Unfortunately, Bellbrook and Hudson are not isolate cases. The City of Pickerington near Columbus and Clearcreek Township in rural Warren County have also adopted housing moratoria or housing permit caps. Dozens of other cities, townships, and counties are considering legislation to curb so-called urban sprawl. Experience suggests these communities would be far better off investing in a reasonable, market-oriented planning that accommodates new development instead of shutting down the local housing market.

Samuel Staley is director of urban and land use policy at Reason Foundation and co-editor of the book “Smarter Growth: Market-Based Strategies for Land-Use Planning in the 21st Century.”

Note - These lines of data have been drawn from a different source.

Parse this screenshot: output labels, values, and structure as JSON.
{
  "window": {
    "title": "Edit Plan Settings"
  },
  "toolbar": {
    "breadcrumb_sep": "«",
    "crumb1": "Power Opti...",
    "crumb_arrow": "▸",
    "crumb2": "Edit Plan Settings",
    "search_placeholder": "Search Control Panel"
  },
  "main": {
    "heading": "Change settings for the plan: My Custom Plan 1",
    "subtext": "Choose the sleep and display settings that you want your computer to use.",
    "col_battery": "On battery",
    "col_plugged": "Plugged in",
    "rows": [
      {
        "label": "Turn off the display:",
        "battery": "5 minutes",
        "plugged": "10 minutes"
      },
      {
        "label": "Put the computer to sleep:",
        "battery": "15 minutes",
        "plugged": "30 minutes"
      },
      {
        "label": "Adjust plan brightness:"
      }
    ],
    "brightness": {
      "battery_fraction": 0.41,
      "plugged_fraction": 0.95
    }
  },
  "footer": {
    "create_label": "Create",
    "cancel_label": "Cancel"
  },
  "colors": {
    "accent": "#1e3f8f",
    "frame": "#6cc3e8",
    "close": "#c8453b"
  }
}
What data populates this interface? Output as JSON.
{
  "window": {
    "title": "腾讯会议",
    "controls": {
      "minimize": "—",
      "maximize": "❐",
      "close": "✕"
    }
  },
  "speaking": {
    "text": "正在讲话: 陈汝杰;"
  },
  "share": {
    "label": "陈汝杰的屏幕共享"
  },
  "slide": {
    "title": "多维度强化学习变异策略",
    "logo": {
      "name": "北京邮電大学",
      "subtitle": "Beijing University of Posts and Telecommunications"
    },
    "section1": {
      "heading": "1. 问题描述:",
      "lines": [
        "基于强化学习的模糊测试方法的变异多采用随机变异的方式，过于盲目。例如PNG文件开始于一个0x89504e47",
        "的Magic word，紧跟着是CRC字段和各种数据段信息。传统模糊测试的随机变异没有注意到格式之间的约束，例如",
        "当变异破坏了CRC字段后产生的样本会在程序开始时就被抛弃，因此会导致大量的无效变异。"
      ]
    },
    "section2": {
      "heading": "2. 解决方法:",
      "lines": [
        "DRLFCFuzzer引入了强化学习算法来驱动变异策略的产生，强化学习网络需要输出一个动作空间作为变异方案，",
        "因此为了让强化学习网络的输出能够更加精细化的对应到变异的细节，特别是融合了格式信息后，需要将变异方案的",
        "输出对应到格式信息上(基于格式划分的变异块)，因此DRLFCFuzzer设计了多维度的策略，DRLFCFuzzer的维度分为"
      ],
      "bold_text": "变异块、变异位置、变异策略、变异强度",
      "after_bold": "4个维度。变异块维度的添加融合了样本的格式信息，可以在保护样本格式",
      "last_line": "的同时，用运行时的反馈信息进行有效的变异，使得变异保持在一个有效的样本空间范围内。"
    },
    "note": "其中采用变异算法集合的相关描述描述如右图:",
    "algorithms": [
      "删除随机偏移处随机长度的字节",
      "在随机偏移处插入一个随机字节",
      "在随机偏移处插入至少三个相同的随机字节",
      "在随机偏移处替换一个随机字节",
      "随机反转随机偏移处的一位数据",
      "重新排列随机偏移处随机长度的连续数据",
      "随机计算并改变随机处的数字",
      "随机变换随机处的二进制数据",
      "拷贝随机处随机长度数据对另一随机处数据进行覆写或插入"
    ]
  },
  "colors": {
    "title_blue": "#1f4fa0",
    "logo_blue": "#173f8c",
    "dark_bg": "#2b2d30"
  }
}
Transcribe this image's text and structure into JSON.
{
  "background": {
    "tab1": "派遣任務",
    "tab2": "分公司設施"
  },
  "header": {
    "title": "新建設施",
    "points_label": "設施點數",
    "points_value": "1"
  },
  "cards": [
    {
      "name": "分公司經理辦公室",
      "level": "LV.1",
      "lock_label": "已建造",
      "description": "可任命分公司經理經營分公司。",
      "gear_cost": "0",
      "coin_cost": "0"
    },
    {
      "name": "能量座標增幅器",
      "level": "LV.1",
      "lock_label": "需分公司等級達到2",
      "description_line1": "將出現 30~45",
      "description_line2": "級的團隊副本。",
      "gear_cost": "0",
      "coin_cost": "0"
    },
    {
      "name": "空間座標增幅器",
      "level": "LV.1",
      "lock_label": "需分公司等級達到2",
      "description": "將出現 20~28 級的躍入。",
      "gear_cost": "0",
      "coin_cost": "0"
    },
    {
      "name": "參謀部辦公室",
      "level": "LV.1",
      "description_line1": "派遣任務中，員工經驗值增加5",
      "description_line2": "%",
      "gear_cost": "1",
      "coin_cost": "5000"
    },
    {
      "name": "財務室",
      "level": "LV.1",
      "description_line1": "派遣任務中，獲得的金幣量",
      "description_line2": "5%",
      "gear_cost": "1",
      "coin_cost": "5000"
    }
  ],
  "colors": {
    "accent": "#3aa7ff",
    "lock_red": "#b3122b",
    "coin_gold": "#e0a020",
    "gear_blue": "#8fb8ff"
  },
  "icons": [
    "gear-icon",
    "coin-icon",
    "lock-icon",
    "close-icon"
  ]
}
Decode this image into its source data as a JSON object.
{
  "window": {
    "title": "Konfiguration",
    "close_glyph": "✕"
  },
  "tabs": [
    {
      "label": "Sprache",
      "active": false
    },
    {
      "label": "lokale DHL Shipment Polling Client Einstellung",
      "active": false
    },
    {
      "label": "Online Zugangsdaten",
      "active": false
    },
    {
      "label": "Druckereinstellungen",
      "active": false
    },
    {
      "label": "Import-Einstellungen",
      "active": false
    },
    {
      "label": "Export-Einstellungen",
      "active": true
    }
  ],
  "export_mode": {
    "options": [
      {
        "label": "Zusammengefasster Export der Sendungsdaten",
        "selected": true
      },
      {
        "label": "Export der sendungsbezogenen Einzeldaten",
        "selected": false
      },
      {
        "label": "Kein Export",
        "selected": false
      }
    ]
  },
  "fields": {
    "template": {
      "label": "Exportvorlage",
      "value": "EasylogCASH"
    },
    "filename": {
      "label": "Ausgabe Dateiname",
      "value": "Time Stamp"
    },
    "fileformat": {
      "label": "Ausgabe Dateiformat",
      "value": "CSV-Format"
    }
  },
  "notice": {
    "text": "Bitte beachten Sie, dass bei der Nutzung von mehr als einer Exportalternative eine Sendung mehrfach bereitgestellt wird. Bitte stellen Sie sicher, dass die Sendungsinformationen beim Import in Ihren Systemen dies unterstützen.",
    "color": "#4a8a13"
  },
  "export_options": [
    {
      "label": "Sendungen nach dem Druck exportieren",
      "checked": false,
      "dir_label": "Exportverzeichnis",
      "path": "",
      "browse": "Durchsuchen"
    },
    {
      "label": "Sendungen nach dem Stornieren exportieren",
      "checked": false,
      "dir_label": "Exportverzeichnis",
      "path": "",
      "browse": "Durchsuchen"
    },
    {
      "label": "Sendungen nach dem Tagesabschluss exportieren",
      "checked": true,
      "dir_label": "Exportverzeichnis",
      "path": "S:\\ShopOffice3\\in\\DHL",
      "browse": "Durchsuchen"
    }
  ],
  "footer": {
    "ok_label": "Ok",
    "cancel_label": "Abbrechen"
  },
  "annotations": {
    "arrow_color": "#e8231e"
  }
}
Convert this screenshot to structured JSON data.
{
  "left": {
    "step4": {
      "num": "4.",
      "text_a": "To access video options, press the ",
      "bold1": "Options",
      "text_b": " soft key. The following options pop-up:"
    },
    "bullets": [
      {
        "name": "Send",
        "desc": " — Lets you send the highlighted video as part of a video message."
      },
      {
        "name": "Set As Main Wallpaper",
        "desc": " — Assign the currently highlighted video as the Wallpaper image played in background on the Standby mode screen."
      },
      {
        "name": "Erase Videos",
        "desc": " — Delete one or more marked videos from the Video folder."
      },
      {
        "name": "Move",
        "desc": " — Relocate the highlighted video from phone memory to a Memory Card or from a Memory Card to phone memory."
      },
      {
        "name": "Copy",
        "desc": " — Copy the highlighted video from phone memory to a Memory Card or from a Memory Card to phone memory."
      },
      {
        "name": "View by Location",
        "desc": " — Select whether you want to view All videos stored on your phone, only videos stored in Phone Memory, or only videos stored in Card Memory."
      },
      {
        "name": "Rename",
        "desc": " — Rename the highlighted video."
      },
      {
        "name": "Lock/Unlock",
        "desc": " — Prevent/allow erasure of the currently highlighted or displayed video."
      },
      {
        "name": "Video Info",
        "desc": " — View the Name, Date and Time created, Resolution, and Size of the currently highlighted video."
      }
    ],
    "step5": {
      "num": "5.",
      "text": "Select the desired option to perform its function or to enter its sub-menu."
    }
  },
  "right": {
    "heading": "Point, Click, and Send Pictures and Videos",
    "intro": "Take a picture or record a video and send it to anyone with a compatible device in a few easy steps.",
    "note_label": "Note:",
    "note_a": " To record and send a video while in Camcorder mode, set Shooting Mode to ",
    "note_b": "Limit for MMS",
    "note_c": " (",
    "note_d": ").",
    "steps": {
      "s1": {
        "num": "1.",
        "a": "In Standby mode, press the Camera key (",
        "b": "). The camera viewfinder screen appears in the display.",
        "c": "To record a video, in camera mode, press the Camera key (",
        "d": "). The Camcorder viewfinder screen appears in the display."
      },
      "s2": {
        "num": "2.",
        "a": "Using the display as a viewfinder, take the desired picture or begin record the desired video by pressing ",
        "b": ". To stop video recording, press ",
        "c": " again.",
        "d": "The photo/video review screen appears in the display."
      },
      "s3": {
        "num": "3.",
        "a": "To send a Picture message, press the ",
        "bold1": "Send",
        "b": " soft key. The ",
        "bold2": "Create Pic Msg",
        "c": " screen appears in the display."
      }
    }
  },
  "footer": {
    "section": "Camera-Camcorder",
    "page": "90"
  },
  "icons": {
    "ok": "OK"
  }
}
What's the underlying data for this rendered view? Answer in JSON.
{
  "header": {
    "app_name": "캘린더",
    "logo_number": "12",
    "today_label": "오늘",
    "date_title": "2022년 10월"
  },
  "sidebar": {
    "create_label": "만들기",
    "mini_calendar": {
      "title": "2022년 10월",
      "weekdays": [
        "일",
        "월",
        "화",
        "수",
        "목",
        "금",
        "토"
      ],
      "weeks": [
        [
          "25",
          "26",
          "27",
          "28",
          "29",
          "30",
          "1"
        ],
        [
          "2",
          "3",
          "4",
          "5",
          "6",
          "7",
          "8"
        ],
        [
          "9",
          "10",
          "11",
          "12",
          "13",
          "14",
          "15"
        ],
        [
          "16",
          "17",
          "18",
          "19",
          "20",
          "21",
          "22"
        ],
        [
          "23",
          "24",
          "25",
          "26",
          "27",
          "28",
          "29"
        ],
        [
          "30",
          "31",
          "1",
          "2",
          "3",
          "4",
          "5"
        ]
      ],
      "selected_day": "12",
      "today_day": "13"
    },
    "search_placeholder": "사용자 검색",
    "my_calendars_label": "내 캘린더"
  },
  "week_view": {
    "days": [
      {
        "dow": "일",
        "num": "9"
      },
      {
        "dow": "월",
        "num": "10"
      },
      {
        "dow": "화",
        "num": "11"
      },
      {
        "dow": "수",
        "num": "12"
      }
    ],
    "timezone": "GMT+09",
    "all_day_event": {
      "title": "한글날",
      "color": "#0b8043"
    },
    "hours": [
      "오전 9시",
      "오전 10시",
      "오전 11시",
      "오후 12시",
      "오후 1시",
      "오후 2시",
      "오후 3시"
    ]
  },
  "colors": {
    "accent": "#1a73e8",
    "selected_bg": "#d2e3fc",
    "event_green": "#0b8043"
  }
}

Samuel R. Staley, Ph.D. is a senior research fellow at Reason Foundation and managing director of the DeVoe L. Moore Center at Florida State University in Tallahassee where he teaches graduate and undergraduate courses in urban planning, regulation, and urban economics. Prior to joining Florida State, Staley was director of urban growth and land-use policy for Reason Foundation where he helped establish its urban policy program in 1997.

Staley is the author of several books, most recently co-authoring Mobility First: A New Vision for Transportation in a Globally Competitive 21st Century (Rowman & Littlefield, 2008). Texas Gov. Rick Perry aid Staley and Moore "get it right" and world bank urban planner Alain Bartaud called it "a must read for urban managers of large cities in the United States and around the world."

He is also co-author, with Ted Balaker, of The Road More Traveled: Why The Congestion Crisis Matters More Than You Think, and What We Can Do About It (Rowman and Littlefield, September, 2006). Author Joel Kotkin said, "The Road More Traveled should be required reading not only for planners and their students, but anyone who loves cities and wants them to thrive as real places, not merely as museums, in the 21st Century." Former U.S. Secretary of Transportation Mary Peters said, "Balaker and Staley clearly debunk the myth that there is nothing we can do about congestion."

Staley's previous book, Smarter Growth: Market-based Strategies for Land-use Planning in the 21st Century (Greenwood Press, 2001), was called the "most thorough challenge yet to regional land-use plans" by Planning magazine.

In addition to these books, he is the author of Drug Policy and the Decline of American Cities (Transaction Publishers, 1992) and Planning Rules and Urban Economic Performance: The Case of Hong Kong (Chinese University Press, 1994).

His more than 100 professional articles, studies, and reports have appeared in publications such as The Wall Street Journal, The New York Times, Washington Post, Los Angeles Times, Investor's Business Daily, Journal of the American Planning Association, Planning magazine, Reason magazine, National Review and many others.

Staley's approach to urban development, transportation and public policy blends more than 20 years of experience as an economic development consultant, academic researcher, urban policy analyst, and community leader.

Staley is a former chair for his local planning board in his hometown of Bellbrook, Ohio. He is also a former member of its Board of Zoning Appeals and Property Review Commission, vice chair of his local park district's open space master plan committee, and chair of its Charter Review Commission.

Staley received his B.A. in Economics and Public Policy from Colby College, M.S. in Social and Applied Economics from Wright State University, and Ph.D. in Public Administration, with concentrations in urban planning and public finance from Ohio State University.